    In short, it's the GNU/Linux font system

  • -sub <file>

    Use <file> for subtitles.

    (From the manpage) ‘Mplayer/Mencoder supports 12 subtitle formats (MicroDVD, SubRip, OGM, SubViewer, Sami, VPlayer, RT, SSA, AQTitle, JACOsub, PJS and our own: MPsub) and DVD subtitles (SPU streams, VOBsub and Closed Captions).’

    (From Wikipedia ‘SubRip is a software program for Windows which "rips" (extracts) subtitles and their timings from video. It is free software, released under the GNU GPL. SubRip is also the name of the widely used and broadly compatible subtitle text file format created by this software.’

    (Also from Wikipedia) ‘Avidemux has built-in subtitle processing, both for Optical Character Recognition of DVD subtitles and for rendering hard subtitle. Avidemux supports various subtitle formats, including MicroDVD (.SUB), SubStation Alpha (.SSA), Advanced SubStation Alpha (.ASS) and SubRip (.SRT)’

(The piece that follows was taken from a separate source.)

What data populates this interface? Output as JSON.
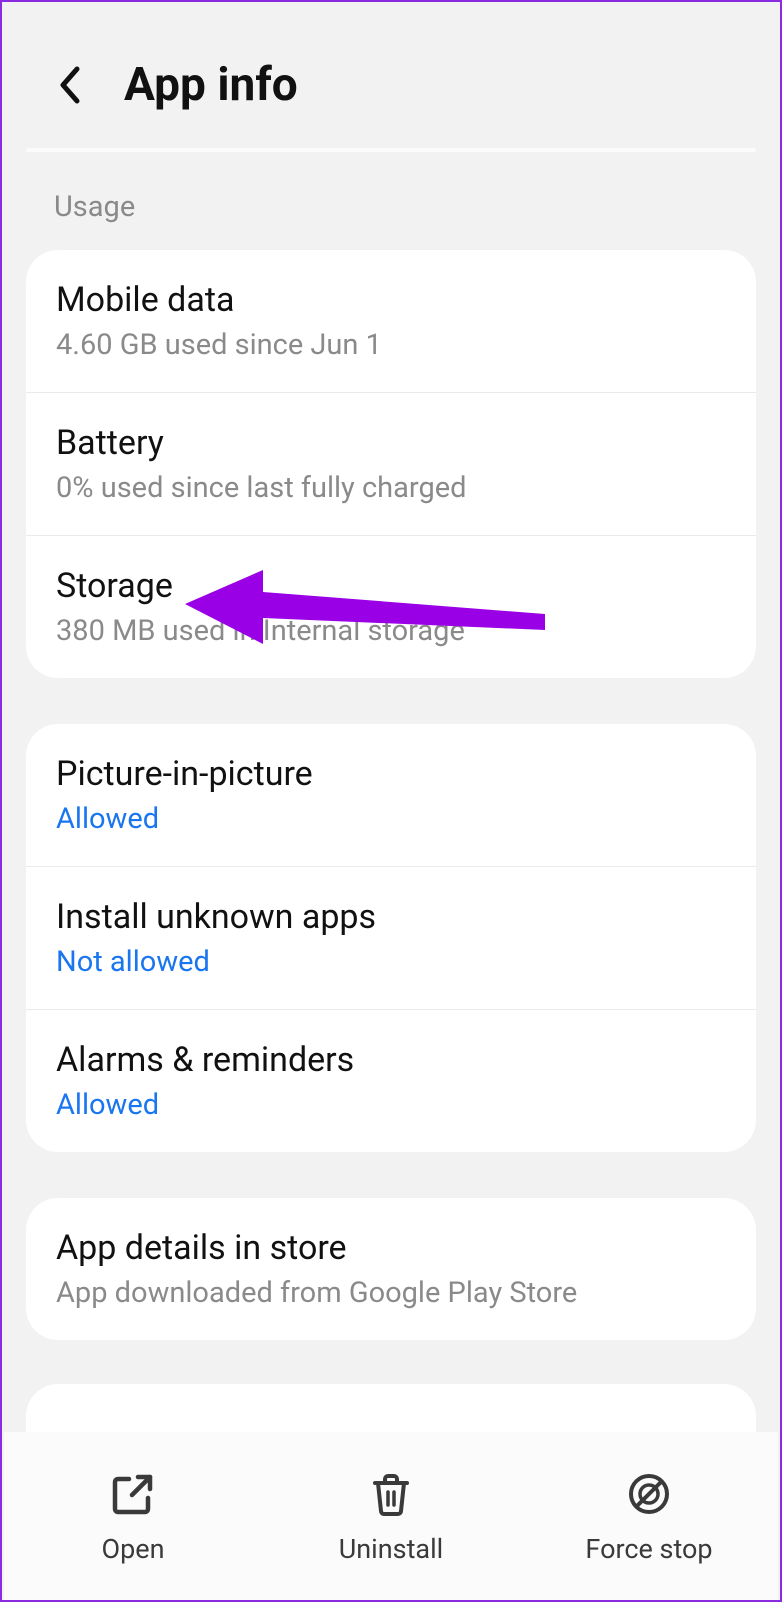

  • -subfont-text-scale <real number>

    (From the manpage) ‘Sets the subtitle text autoscale coefficient as percentage of the screen size (default: 5).’

    I use 3.3 because it looks better, IMO, and because I'm insane

  • -ffourcc DX50

    Force the FourCC to be something else, in this case DX50, because some manufacturers claim to have never heard of FMP4, and thus don't support it, despite the fact that many of them steal FFMpeg to use in their proprietary firmware, get caught red handed, but still refuse to release the sources, in violation of the GPL license that FFMpeg is distributed under.

    (From Wikipedia) ‘A FourCC (literally, four-character code) is a sequence of four bytes used to uniquely identify data formats. The concept originated in the OSType scheme used in the Macintosh system software and was adopted for the Amiga/Electronic Arts Interchange File Format and derivatives. The idea was later reused to identify compressed data types in QuickTime and DirectShow. One of the most well-known uses of FourCCs is to identify the video codec used in AVI files. Common identifiers include DIVX, XVID, and H264’

  • -alang <language code>

    (From the manpage) ‘Specify a priority list of audio languages to use. Different container formats employ different language codes. DVDs use ISO 639-1 two letter language codes, Matroska, MPEG-TS and NUT use ISO 639-2 three letter language codes while OGM uses a free-form identifier. MPlayer prints the available languages when run in verbose (-v) mode’

That's it. If you managed to read all that without falling asleep, you win a cookie, a PhD in mathematics, and an autographed copy of my new book: ‘How Not To Die From Stress-related Illness or Depression’.